> _Problem requirements_
Nothing in the records may be dropped or altered when you repeat them.

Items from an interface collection

»»

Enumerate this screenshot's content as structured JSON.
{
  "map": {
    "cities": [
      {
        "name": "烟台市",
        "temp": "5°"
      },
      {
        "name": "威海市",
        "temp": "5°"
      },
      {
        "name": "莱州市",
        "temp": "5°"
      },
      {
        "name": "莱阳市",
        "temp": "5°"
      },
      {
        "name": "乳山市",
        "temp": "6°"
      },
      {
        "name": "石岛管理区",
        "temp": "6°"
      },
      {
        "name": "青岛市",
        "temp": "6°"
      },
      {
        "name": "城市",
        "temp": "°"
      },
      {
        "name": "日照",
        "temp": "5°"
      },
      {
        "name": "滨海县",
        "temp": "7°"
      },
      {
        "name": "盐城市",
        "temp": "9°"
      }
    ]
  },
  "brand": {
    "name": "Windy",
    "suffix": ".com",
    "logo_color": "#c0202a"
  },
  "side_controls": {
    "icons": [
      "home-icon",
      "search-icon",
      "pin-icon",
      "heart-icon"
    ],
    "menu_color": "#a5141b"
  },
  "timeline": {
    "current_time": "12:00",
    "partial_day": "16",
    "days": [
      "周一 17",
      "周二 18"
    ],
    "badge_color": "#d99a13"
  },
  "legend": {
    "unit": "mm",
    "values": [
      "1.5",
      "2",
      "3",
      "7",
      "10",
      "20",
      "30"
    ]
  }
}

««

> _Exercise result_
Enumerate this screenshot's content as structured JSON.
{
  "map": {
    "cities": [
      {
        "name": "烟台市",
        "temp": "5°"
      },
      {
        "name": "威海市",
        "temp": "5°"
      },
      {
        "name": "莱州市",
        "temp": "5°"
      },
      {
        "name": "莱阳市",
        "temp": "5°"
      },
      {
        "name": "乳山市",
        "temp": "6°"
      },
      {
        "name": "石岛管理区",
        "temp": "6°"
      },
      {
        "name": "青岛市",
        "temp": "6°"
      },
      {
        "name": "城市",
        "temp": "°"
      },
      {
        "name": "日照",
        "temp": "5°"
      },
      {
        "name": "滨海县",
        "temp": "7°"
      },
      {
        "name": "盐城市",
        "temp": "9°"
      }
    ]
  },
  "brand": {
    "name": "Windy",
    "suffix": ".com",
    "logo_color": "#c0202a"
  },
  "side_controls": {
    "icons": [
      "home-icon",
      "search-icon",
      "pin-icon",
      "heart-icon"
    ],
    "menu_color": "#a5141b"
  },
  "timeline": {
    "current_time": "12:00",
    "partial_day": "16",
    "days": [
      "周一 17",
      "周二 18"
    ],
    "badge_color": "#d99a13"
  },
  "legend": {
    "unit": "mm",
    "values": [
      "1.5",
      "2",
      "3",
      "7",
      "10",
      "20",
      "30"
    ]
  }
}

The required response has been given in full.